Published

Waratah Street Reserve is located in Waratah Street, Rushcutters Bay, on the corner of Queens Avenue.

The 1810 land grant extended from modern Oxford Street to the shores of Rushcutters Bay. The well-watered, low-lying land proved ideal for market gardening. By the 1830s the area supported crops such as tobacco, maize, and a variety of fruits and vegetables. The garden leases were gradually taken over by Chinese immigrants and by the 1860s most of the land next to Rushcutters Bay was under intense cultivation.

Reclamation of the bay’s shoreline began in 1878, with 6 acres set aside for parks. The creek was enclosed in the stormwater channel which divides the park. By 1889 Waratah Street had been formed, named after ‘Waratah’ house.

An historic photo of a driveway surrounded with trees and a large house in the background.
‘Waratah’, 1911Image: City of Sydney Archives (unique ID: A-00038852)

The sports oval was an early addition to the park. Other facilities such as the 1892 tram depot (now the Zebra Hotel site) and 1899 sewage pumping station encroached on the public open space.

The boom in flat buildings in surrounding Elizabeth Bay in the 1920s and 1930s increased the population and the need for recreation space and community facilities. As tennis became popular in the 1920s, courts replaced the previous croquet lawns. The kindergarten was first proposed in 1945 and completed in 1951. In the 1980s Waratah Street was made one-way northbound, which dramatically reduced traffic past the park.

Further reading
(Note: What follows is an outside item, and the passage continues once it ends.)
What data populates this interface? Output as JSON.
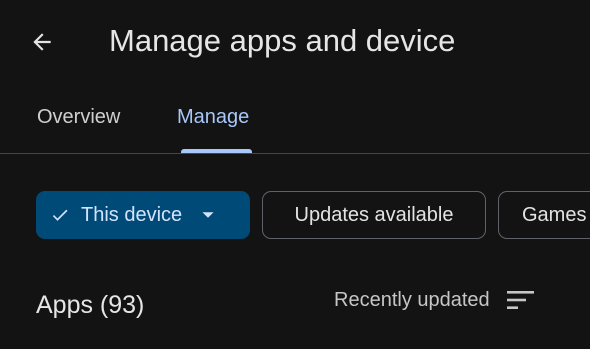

EDAW, ‘Rushcutters Bay Park Plan of Management’, 1998

City Plan Heritage, ‘Rushcutters Bay Grandstand and Park Heritage Impact Statement’, 2006